EXERCISE DETAILS:
Filter the entries below down to the lines that hold "chip".

"""

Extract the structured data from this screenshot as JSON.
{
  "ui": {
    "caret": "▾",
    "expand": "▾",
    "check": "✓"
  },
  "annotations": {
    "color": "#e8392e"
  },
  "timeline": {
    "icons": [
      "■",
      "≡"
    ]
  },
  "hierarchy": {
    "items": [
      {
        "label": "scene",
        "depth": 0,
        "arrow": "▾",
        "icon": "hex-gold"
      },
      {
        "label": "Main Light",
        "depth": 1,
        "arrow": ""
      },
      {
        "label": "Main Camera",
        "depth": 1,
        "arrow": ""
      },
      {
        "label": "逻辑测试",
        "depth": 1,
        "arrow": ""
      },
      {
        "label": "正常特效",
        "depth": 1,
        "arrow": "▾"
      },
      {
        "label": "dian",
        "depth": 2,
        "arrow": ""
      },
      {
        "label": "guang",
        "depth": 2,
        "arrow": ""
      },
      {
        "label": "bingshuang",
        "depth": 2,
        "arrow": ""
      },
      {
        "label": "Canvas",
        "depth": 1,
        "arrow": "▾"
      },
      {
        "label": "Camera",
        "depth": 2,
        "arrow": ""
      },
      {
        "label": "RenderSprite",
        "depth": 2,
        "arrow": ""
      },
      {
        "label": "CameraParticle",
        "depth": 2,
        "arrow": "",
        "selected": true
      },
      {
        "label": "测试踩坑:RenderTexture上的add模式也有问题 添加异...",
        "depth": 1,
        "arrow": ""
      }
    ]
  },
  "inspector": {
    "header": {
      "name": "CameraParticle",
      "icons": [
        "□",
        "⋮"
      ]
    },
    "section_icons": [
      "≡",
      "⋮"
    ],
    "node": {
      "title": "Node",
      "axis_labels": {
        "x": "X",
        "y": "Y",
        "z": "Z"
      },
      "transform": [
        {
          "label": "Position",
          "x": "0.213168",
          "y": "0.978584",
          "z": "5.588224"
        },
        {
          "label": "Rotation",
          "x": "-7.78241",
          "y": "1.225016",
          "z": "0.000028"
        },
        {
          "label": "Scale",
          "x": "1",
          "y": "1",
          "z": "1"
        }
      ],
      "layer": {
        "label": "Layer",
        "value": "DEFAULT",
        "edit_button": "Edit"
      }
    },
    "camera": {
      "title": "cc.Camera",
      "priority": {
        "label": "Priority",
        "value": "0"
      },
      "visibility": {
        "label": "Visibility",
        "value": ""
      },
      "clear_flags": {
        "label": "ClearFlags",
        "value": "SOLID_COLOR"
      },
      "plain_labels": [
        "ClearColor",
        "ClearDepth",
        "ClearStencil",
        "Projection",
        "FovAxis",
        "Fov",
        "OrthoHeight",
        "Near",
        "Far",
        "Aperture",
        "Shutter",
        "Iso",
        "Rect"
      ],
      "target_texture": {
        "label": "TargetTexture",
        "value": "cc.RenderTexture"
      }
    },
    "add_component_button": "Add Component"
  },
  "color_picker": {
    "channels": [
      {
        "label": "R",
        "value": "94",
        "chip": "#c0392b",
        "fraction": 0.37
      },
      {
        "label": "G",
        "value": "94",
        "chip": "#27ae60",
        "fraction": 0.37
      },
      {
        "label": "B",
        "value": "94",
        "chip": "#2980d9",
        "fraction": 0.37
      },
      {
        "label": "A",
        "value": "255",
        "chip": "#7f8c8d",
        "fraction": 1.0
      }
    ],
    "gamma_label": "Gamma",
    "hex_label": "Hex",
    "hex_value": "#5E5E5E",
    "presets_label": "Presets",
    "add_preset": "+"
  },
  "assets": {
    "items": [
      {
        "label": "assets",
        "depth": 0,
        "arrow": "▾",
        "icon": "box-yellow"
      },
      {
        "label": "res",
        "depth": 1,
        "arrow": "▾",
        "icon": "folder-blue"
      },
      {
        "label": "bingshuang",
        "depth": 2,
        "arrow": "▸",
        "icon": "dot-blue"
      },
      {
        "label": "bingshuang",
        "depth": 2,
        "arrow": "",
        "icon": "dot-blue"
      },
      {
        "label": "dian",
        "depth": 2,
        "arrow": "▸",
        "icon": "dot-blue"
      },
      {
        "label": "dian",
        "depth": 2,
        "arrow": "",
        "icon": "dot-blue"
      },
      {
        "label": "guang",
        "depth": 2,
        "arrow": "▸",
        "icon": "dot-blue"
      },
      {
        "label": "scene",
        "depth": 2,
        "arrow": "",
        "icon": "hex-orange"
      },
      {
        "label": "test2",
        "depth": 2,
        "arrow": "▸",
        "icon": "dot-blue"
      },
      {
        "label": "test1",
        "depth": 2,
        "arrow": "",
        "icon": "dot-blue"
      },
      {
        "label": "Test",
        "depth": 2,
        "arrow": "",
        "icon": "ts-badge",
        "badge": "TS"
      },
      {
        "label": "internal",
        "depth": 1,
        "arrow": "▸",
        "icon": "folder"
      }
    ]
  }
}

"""

TASK ANSWER:
        "chip": "#c0392b",
        "chip": "#27ae60",
        "chip": "#2980d9",
        "chip": "#7f8c8d",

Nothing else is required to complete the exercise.